ASSIGNMENT:
The response should contain only those lines of the entries below that include the string "text".

MATERIAL PROVIDED:
---*---
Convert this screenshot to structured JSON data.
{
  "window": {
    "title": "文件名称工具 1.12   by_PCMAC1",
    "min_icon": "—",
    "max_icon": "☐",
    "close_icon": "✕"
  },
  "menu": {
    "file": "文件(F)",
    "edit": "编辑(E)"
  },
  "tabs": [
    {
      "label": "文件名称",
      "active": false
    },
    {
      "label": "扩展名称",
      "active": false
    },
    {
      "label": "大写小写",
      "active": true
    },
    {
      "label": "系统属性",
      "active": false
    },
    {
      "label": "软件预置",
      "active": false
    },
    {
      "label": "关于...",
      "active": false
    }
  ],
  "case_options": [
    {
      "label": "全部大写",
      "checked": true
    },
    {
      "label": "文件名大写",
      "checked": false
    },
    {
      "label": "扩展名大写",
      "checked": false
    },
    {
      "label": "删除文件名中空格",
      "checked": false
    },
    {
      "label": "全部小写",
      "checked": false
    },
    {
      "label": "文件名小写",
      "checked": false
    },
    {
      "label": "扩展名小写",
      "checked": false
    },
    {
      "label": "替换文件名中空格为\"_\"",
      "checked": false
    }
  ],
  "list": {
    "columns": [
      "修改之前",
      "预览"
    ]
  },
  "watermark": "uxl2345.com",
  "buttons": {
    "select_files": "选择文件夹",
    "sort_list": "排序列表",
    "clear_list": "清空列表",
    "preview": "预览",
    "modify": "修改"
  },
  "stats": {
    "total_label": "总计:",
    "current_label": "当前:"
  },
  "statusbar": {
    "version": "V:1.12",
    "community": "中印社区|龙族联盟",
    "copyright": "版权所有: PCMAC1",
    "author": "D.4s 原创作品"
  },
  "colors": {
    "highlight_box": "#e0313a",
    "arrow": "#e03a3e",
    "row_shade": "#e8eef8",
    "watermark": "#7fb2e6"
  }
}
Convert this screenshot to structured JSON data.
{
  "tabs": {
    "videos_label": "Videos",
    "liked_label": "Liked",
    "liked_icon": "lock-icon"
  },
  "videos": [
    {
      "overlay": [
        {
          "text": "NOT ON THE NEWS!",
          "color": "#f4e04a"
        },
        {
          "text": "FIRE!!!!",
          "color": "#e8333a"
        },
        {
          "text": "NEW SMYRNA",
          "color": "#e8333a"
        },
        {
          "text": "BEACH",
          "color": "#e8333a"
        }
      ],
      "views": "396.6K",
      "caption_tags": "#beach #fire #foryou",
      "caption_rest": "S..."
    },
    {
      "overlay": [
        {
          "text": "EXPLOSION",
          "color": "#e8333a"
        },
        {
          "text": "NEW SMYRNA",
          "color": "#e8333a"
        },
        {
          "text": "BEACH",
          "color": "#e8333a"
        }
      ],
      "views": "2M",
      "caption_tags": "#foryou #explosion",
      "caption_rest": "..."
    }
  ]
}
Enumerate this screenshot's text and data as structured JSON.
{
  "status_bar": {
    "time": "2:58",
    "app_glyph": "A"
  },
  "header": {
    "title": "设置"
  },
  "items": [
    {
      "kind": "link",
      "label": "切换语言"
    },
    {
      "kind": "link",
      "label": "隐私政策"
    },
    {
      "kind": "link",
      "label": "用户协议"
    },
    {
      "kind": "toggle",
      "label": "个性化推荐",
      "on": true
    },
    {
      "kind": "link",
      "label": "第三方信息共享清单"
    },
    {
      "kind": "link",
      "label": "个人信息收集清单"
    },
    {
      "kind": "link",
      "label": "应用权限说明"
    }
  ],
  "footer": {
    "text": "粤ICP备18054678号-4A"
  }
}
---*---
RESULT OF THIS EXERCISE:
          "text": "NOT ON THE NEWS!",
          "text": "FIRE!!!!",
          "text": "NEW SMYRNA",
          "text": "BEACH",
          "text": "EXPLOSION",
          "text": "NEW SMYRNA",
          "text": "BEACH",
Enumerate this screenshot's text and data as structured JSON.
    "text": "粤ICP备18054678号-4A"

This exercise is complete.